What’s the Difference Between Life and Sports?

I’m bummed.

Last weekend the Broncos lost, which I thought might happen anyway, but tonight the 49ers lost. I really though they had a shot at winning it all.

I grew up rooting for the 49ers. I’ve personally known some of the players. I DJed a couple team parties back in the day. I’m bummed. And that has made me wonder…

How is it that we can get SO passionate about a team, or a single game, or a season and we rarely experience that kind of passion in the rest of life? Allow me to share a couple observations:

1. Sports span a wide emotional gamut.
There are studies that show that fans actually like games better when there is a chance their team could lose. Blows out are humdrum either way. If we blow out the opponent that’s nice, if we get blown out that’s too bad, but if the game is close our elation of depression are much more deeply felt.

We’re emotional beings so that range of emotions is intoxicating. Threat, risk, despair, hope, anticipation, elation…they’re all there. We like the emotional ride.

2. Faster team sports generate bigger emotions
I don’t have any science on this, I just think it is true. You don’t see fans of individual sports like golf or tennis go as crazy as soccer, hockey, or football fans. I would contend that baseball fans are less crazy too, except perhaps on a hot afternoon when there has been a lot of beer consumed.

We’re social beings made to be in relationship. Team sports are about relationship and interdependence and team work. We love it when all the parts click and wish we could be a cog in that well honed relational mechanism.

3. Sports require split second decision making.
This plays into why faster sports spawn bigger emotions. It is also why soccer fans pick on football fans and football fans pick on baseball fans…the amount of relative dead space in their games. This need for instant decision mixes physical, cognitive, and intuitive skills in an oft times artistic mix that amazes us when it all comes together.
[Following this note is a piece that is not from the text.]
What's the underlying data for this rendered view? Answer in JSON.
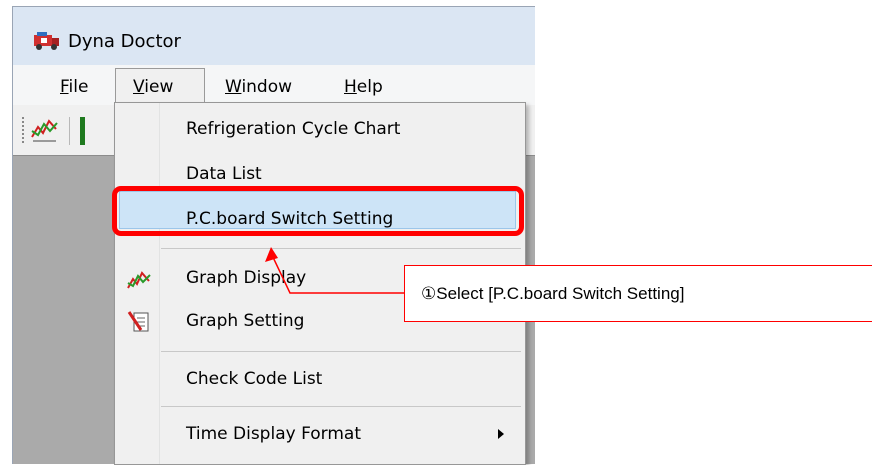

We’re creative beings. When adrenaline courses through our veins our cognitive and physical functions work at max capacity and we are at our most creative. We not only love to feel it, we love to see it in others.

So if that’s how we’re wired why isn’t day to day life more like that?

Probably because we spend a large proportion of our time at work!

1. The workplace engages fewer emotions.
At work we’re asked to operate predominantly out of our brain, sitting on our butt. Emotions are against company policy to a large extent. It’s not: go big or go home, it’s: go big? and we’ll send you home. We’re asked to dial back the range and the volume on every emotion. We must be in control.

2. “Teamwork” takes on a different connotation.
We may be “team players” or “individual contributors” but we rarely, if ever, find ourselves in a place where teammates must connect one after another like a quarterback getting time in the pocket and completing a pass.. (I’ve never worked on an assembly line but I do wonder if it feels more like a team in that setting.)

3. Decisions are generally made over time
…and then second guessed, and then changed. Sports contests are confined to 90 minutes, or nine innings, or the couple hours it takes to play four quarters. Sales cycles are days, weeks, months or sometimes even years. Product life cycles are even longer.

What if we allowed emotional expression in the work place without fear of reprisal? What if we created teams that had to consistently connect the dots one after the other? What if we set up cycle times that put teams in a position to have to do that daily, or even before lunch time?

Would we find ourselves being as passionate about work as we are about sports? And if we were…what might we accomplish?

What can you do to bring the fan experience more realistically into your workplace?